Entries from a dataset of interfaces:
·····

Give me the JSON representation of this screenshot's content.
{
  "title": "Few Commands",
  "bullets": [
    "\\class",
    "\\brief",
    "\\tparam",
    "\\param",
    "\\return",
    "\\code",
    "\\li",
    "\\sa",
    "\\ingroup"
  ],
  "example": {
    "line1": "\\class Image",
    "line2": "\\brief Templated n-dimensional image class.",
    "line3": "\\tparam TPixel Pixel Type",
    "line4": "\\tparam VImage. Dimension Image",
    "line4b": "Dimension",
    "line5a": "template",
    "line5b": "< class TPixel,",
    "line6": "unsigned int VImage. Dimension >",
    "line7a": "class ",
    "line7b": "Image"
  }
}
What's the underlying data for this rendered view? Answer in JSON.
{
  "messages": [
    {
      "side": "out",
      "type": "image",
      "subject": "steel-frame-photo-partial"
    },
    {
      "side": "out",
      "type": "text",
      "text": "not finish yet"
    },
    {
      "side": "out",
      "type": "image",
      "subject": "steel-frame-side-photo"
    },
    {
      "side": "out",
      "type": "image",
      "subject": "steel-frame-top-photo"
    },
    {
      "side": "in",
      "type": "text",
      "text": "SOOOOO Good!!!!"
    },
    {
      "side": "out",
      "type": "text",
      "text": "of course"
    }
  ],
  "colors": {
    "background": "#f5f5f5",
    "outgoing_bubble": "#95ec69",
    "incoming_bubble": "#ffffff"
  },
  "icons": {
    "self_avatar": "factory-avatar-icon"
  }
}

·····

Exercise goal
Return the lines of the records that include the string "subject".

Solution to this problem
      "subject": "steel-frame-photo-partial"
      "subject": "steel-frame-side-photo"
      "subject": "steel-frame-top-photo"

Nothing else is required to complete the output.